- **Task statement**: The entries below need to be written out exactly, with no pictures included.

Page and application data records:
────

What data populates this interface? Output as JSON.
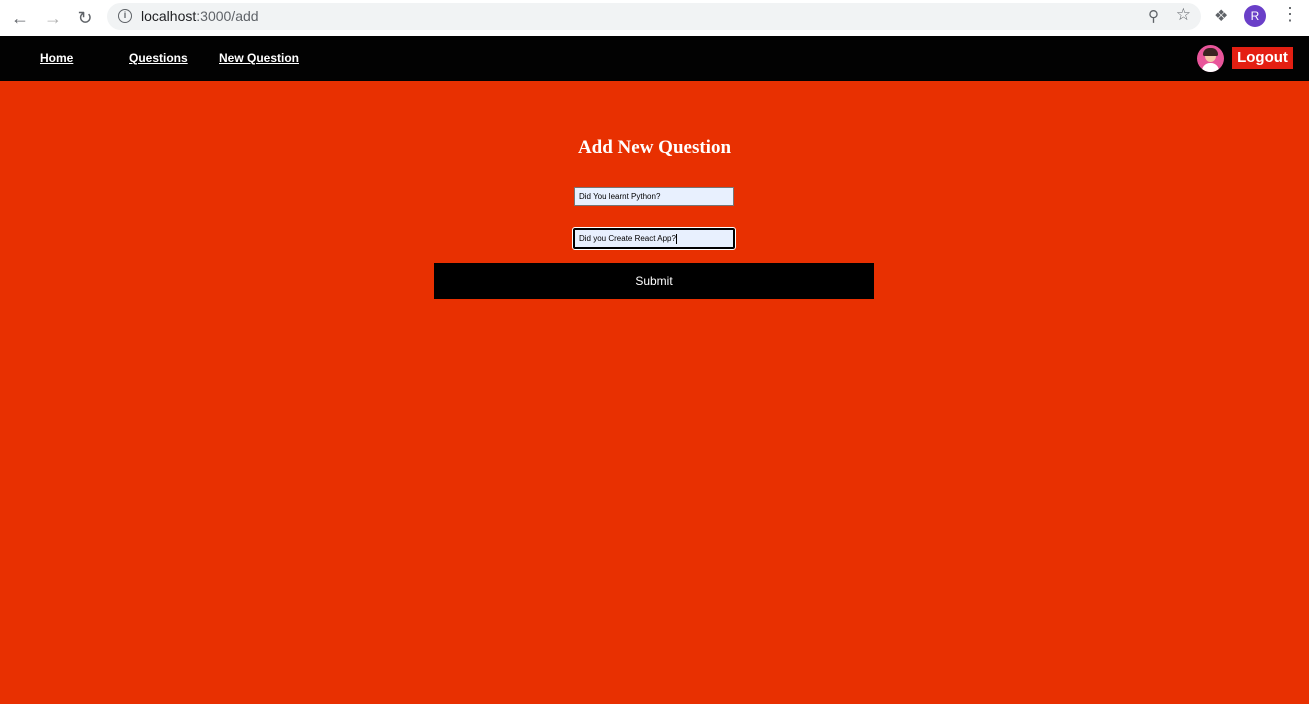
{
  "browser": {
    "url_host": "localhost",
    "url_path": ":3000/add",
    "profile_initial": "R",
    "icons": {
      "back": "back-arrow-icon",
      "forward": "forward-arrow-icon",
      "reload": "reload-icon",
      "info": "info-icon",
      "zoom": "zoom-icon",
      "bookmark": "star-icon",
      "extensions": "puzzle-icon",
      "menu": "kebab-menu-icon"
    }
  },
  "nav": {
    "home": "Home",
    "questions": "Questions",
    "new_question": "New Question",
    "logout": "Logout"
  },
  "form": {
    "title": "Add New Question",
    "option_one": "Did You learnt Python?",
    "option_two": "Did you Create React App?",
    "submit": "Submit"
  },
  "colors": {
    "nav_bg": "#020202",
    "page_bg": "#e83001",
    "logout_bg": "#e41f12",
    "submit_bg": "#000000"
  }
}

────

- **Result**:
What data populates this interface? Output as JSON.
{
  "browser": {
    "url_host": "localhost",
    "url_path": ":3000/add",
    "profile_initial": "R",
    "icons": {
      "back": "back-arrow-icon",
      "forward": "forward-arrow-icon",
      "reload": "reload-icon",
      "info": "info-icon",
      "zoom": "zoom-icon",
      "bookmark": "star-icon",
      "extensions": "puzzle-icon",
      "menu": "kebab-menu-icon"
    }
  },
  "nav": {
    "home": "Home",
    "questions": "Questions",
    "new_question": "New Question",
    "logout": "Logout"
  },
  "form": {
    "title": "Add New Question",
    "option_one": "Did You learnt Python?",
    "option_two": "Did you Create React App?",
    "submit": "Submit"
  },
  "colors": {
    "nav_bg": "#020202",
    "page_bg": "#e83001",
    "logout_bg": "#e41f12",
    "submit_bg": "#000000"
  }
}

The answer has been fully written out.